DATA TO PROCESS:
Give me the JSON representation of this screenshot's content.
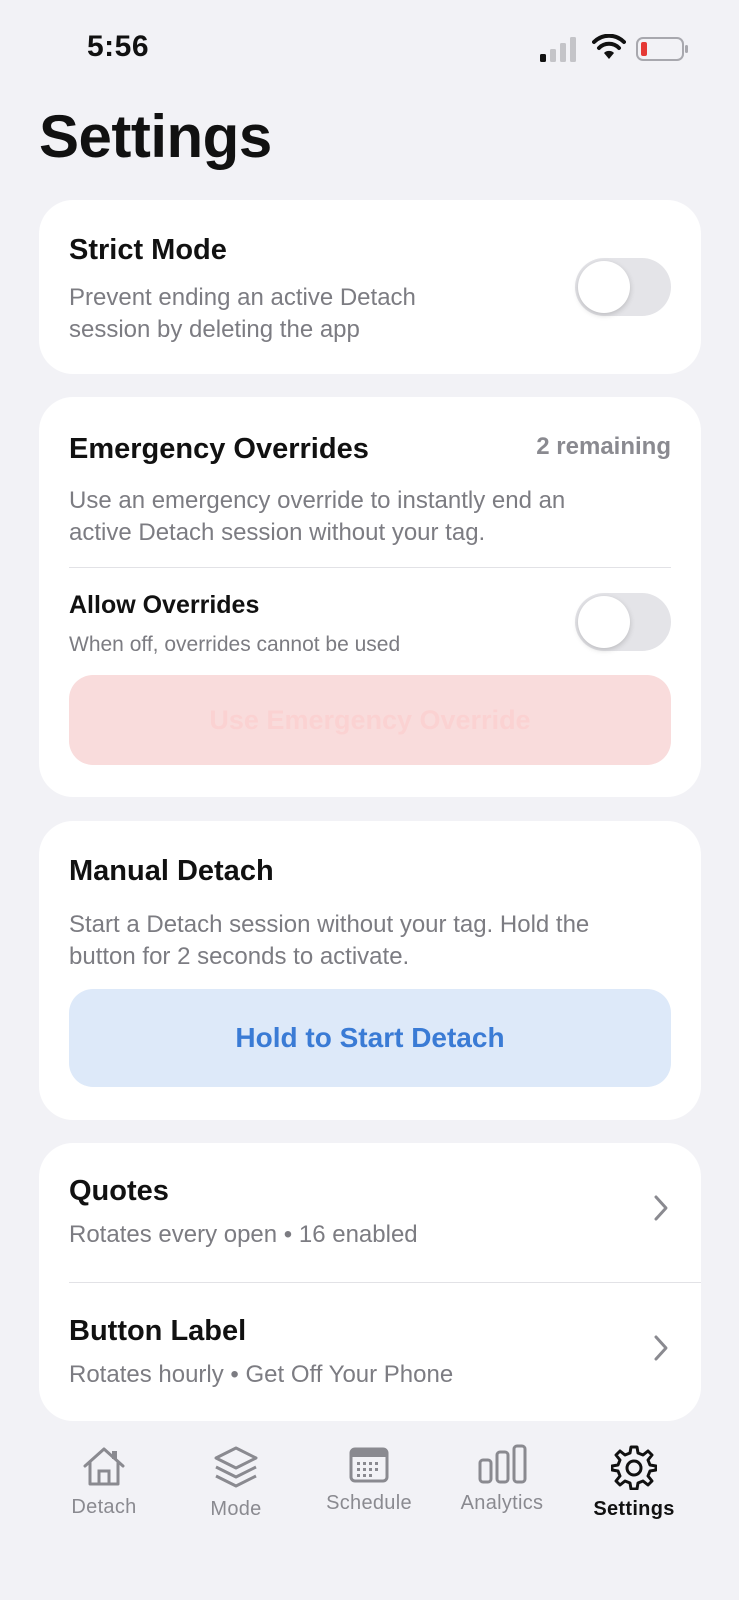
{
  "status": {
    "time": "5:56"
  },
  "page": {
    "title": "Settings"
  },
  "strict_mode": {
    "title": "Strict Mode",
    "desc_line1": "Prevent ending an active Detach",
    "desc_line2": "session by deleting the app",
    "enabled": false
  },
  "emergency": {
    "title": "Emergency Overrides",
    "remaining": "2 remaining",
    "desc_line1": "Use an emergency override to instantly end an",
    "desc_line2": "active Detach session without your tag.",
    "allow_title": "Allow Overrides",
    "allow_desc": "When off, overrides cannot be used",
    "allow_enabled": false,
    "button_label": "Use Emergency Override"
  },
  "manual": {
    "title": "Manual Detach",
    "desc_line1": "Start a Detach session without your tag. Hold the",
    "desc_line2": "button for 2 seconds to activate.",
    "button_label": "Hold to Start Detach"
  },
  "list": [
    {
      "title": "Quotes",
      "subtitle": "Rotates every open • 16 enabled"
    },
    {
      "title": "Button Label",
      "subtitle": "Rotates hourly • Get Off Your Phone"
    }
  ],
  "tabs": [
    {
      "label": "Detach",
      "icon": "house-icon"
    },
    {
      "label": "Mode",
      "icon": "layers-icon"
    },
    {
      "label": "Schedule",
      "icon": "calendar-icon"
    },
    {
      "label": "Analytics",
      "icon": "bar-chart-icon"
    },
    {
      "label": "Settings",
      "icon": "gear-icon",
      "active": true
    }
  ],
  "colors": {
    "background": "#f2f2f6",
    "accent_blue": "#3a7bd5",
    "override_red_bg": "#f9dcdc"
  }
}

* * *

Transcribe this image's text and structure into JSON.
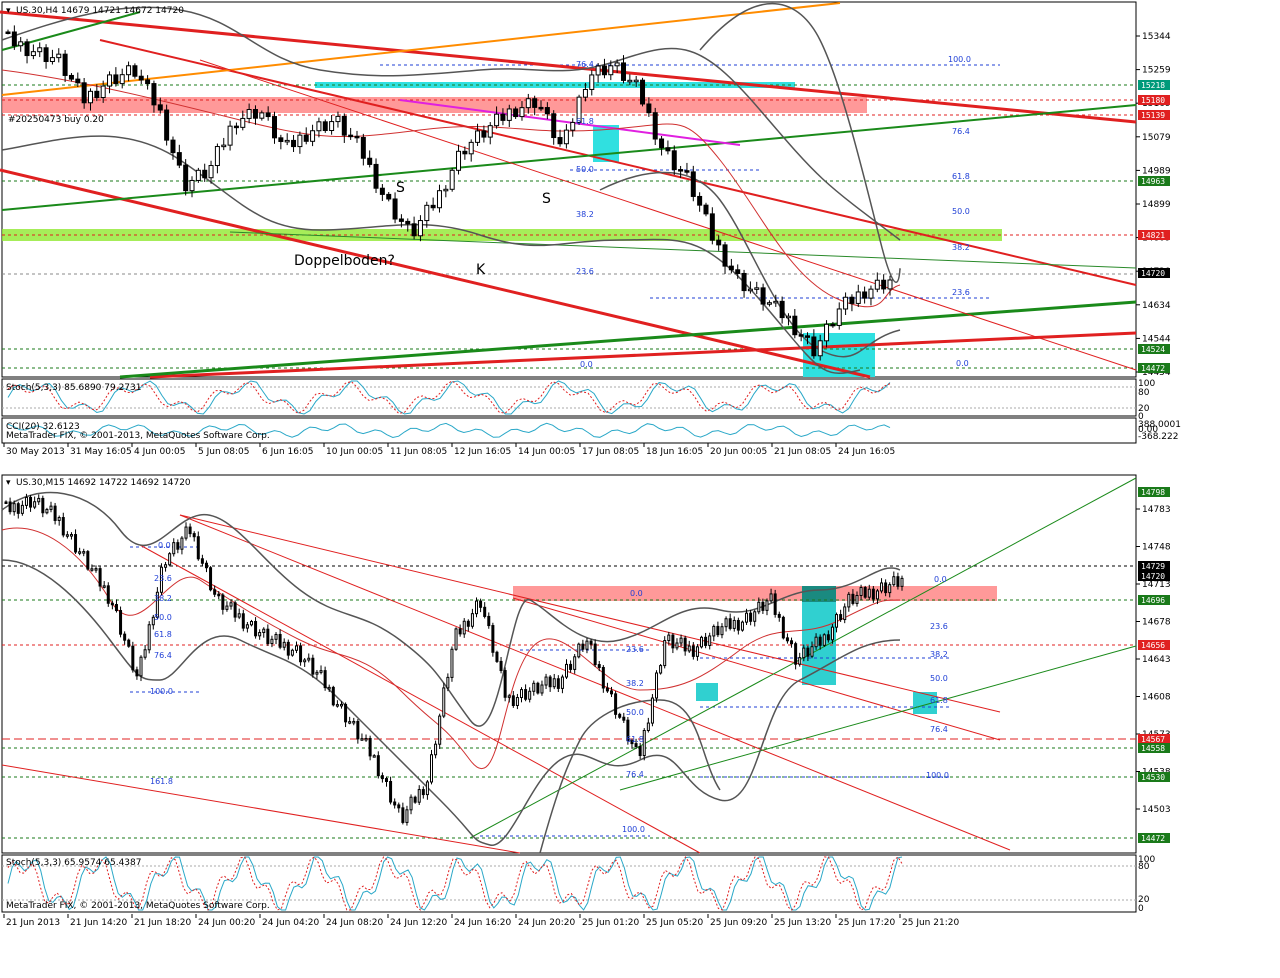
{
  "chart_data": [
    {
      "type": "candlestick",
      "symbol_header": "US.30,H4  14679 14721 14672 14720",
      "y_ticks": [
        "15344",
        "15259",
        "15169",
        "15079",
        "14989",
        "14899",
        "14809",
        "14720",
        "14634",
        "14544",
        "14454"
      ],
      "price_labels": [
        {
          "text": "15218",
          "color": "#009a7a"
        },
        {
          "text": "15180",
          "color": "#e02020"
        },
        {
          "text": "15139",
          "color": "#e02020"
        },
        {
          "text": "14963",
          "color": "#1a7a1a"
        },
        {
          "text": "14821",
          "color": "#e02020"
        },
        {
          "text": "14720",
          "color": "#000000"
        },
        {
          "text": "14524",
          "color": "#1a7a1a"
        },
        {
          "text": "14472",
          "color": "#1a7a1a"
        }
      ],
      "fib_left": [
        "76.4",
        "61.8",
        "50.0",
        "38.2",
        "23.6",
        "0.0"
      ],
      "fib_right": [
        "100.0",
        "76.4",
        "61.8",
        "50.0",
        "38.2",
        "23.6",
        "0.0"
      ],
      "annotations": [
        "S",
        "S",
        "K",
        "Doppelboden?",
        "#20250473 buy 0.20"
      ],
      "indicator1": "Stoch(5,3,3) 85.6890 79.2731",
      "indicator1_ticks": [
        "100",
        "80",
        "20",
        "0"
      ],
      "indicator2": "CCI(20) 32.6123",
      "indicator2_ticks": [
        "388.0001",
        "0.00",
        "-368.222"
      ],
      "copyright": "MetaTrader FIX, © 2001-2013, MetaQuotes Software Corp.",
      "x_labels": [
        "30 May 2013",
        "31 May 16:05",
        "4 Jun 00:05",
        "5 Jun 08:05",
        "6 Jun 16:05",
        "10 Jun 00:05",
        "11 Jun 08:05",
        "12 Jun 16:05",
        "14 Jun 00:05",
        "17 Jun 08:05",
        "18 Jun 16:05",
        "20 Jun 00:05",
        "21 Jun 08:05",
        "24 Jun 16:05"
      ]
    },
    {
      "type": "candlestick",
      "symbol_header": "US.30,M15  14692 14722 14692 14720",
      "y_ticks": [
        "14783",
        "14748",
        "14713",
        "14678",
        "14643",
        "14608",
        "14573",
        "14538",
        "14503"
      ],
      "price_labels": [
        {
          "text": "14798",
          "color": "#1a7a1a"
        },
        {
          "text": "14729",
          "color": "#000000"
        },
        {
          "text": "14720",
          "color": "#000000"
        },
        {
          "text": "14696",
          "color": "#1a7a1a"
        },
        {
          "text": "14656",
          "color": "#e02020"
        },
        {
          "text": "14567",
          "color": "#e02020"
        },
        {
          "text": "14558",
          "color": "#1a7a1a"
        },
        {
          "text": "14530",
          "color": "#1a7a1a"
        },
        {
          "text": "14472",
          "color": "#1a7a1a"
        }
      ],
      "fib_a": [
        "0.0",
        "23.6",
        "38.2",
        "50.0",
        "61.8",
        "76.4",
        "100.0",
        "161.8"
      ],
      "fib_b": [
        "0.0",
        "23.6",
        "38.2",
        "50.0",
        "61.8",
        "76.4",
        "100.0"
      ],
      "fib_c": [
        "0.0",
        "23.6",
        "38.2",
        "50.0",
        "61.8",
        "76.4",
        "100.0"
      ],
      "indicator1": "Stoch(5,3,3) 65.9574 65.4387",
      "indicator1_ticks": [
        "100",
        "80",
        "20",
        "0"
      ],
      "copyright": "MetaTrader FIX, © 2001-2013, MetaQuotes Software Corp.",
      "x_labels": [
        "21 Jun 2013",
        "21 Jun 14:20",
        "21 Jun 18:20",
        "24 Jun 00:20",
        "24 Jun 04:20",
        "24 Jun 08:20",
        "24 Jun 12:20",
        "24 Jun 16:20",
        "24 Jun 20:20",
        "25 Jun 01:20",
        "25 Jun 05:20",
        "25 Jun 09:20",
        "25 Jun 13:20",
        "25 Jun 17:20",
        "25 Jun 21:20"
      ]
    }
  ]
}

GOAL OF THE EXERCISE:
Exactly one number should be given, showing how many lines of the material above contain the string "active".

RESPONSE TO THE EXERCISE:
3